» **TRY IT**: Reproduce, word for word, all of the records; the pictures stay out.

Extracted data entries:
----------
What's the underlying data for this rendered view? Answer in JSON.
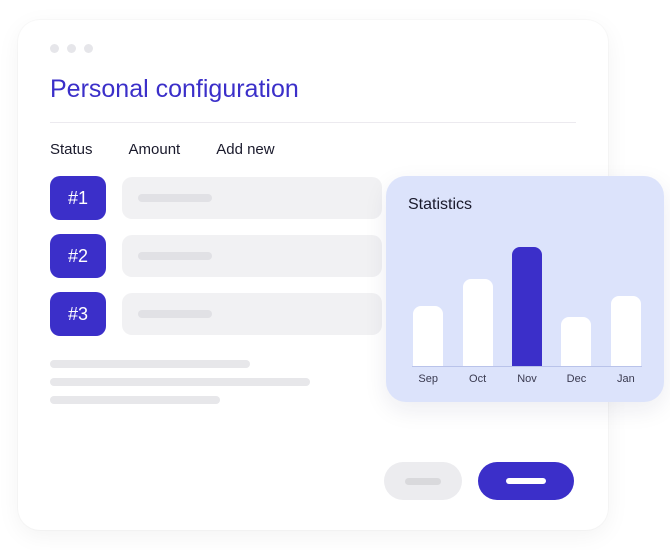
{
  "header": {
    "title": "Personal configuration"
  },
  "columns": {
    "status": "Status",
    "amount": "Amount",
    "add_new": "Add new"
  },
  "rows": [
    {
      "badge": "#1"
    },
    {
      "badge": "#2"
    },
    {
      "badge": "#3"
    }
  ],
  "stats": {
    "title": "Statistics"
  },
  "chart_data": {
    "type": "bar",
    "categories": [
      "Sep",
      "Oct",
      "Nov",
      "Dec",
      "Jan"
    ],
    "values": [
      55,
      80,
      110,
      45,
      65
    ],
    "highlight_index": 2,
    "title": "Statistics",
    "xlabel": "",
    "ylabel": "",
    "ylim": [
      0,
      120
    ]
  }
}
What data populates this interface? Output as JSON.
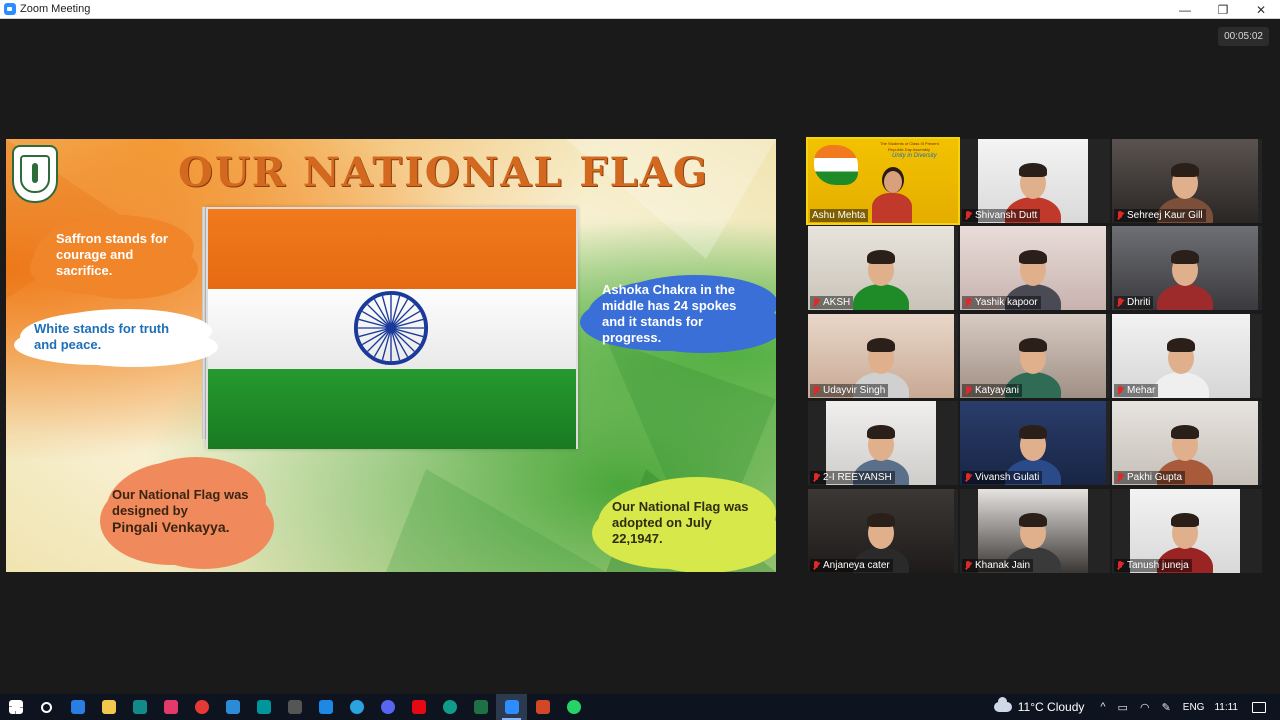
{
  "window": {
    "title": "Zoom Meeting",
    "minimize": "—",
    "restore": "❐",
    "close": "✕"
  },
  "meeting": {
    "timer": "00:05:02"
  },
  "slide": {
    "title": "OUR NATIONAL FLAG",
    "saffron_text": "Saffron stands for courage and sacrifice.",
    "white_text": "White stands for truth and peace.",
    "ashoka_text": "Ashoka Chakra in the middle has 24 spokes and it stands for progress.",
    "designer_text_1": "Our National Flag was designed by",
    "designer_text_2": "Pingali Venkayya.",
    "adopted_text": "Our National Flag was adopted on July 22,1947.",
    "colors": {
      "saffron": "#f07a1d",
      "white": "#ffffff",
      "green": "#1f8b28",
      "chakra": "#1a3a9a"
    }
  },
  "host_slide": {
    "line1": "The Students of Class III Present",
    "line2": "Republic Day Assembly",
    "line3": "Unity in Diversity"
  },
  "participants": [
    {
      "name": "Ashu Mehta",
      "muted": false
    },
    {
      "name": "Shivansh Dutt",
      "muted": true
    },
    {
      "name": "Sehreej Kaur Gill",
      "muted": true
    },
    {
      "name": "AKSH",
      "muted": true
    },
    {
      "name": "Yashik kapoor",
      "muted": true
    },
    {
      "name": "Dhriti",
      "muted": true
    },
    {
      "name": "Udayvir Singh",
      "muted": true
    },
    {
      "name": "Katyayani",
      "muted": true
    },
    {
      "name": "Mehar",
      "muted": true
    },
    {
      "name": "2-I REEYANSH",
      "muted": true
    },
    {
      "name": "Vivansh Gulati",
      "muted": true
    },
    {
      "name": "Pakhi Gupta",
      "muted": true
    },
    {
      "name": "Anjaneya cater",
      "muted": true
    },
    {
      "name": "Khanak Jain",
      "muted": true
    },
    {
      "name": "Tanush juneja",
      "muted": true
    }
  ],
  "taskbar": {
    "weather": "11°C  Cloudy",
    "language": "ENG",
    "time": "11:11",
    "apps": [
      "start",
      "search",
      "mail",
      "files",
      "sway",
      "media",
      "record",
      "vscode",
      "arduino",
      "terminal",
      "notes",
      "telegram",
      "discord",
      "netflix",
      "edge",
      "excel",
      "zoom",
      "powerpoint",
      "whatsapp"
    ]
  }
}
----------
» **ANSWER SPACE**:
What's the underlying data for this rendered view? Answer in JSON.
{
  "header": {
    "title": "Personal configuration"
  },
  "columns": {
    "status": "Status",
    "amount": "Amount",
    "add_new": "Add new"
  },
  "rows": [
    {
      "badge": "#1"
    },
    {
      "badge": "#2"
    },
    {
      "badge": "#3"
    }
  ],
  "stats": {
    "title": "Statistics"
  },
  "chart_data": {
    "type": "bar",
    "categories": [
      "Sep",
      "Oct",
      "Nov",
      "Dec",
      "Jan"
    ],
    "values": [
      55,
      80,
      110,
      45,
      65
    ],
    "highlight_index": 2,
    "title": "Statistics",
    "xlabel": "",
    "ylabel": "",
    "ylim": [
      0,
      120
    ]
  }
}
What data populates this interface? Output as JSON.
{
  "window": {
    "title": "Zoom Meeting",
    "minimize": "—",
    "restore": "❐",
    "close": "✕"
  },
  "meeting": {
    "timer": "00:05:02"
  },
  "slide": {
    "title": "OUR NATIONAL FLAG",
    "saffron_text": "Saffron stands for courage and sacrifice.",
    "white_text": "White stands for truth and peace.",
    "ashoka_text": "Ashoka Chakra in the middle has 24 spokes and it stands for progress.",
    "designer_text_1": "Our National Flag was designed by",
    "designer_text_2": "Pingali Venkayya.",
    "adopted_text": "Our National Flag was adopted on July 22,1947.",
    "colors": {
      "saffron": "#f07a1d",
      "white": "#ffffff",
      "green": "#1f8b28",
      "chakra": "#1a3a9a"
    }
  },
  "host_slide": {
    "line1": "The Students of Class III Present",
    "line2": "Republic Day Assembly",
    "line3": "Unity in Diversity"
  },
  "participants": [
    {
      "name": "Ashu Mehta",
      "muted": false
    },
    {
      "name": "Shivansh Dutt",
      "muted": true
    },
    {
      "name": "Sehreej Kaur Gill",
      "muted": true
    },
    {
      "name": "AKSH",
      "muted": true
    },
    {
      "name": "Yashik kapoor",
      "muted": true
    },
    {
      "name": "Dhriti",
      "muted": true
    },
    {
      "name": "Udayvir Singh",
      "muted": true
    },
    {
      "name": "Katyayani",
      "muted": true
    },
    {
      "name": "Mehar",
      "muted": true
    },
    {
      "name": "2-I REEYANSH",
      "muted": true
    },
    {
      "name": "Vivansh Gulati",
      "muted": true
    },
    {
      "name": "Pakhi Gupta",
      "muted": true
    },
    {
      "name": "Anjaneya cater",
      "muted": true
    },
    {
      "name": "Khanak Jain",
      "muted": true
    },
    {
      "name": "Tanush juneja",
      "muted": true
    }
  ],
  "taskbar": {
    "weather": "11°C  Cloudy",
    "language": "ENG",
    "time": "11:11",
    "apps": [
      "start",
      "search",
      "mail",
      "files",
      "sway",
      "media",
      "record",
      "vscode",
      "arduino",
      "terminal",
      "notes",
      "telegram",
      "discord",
      "netflix",
      "edge",
      "excel",
      "zoom",
      "powerpoint",
      "whatsapp"
    ]
  }
}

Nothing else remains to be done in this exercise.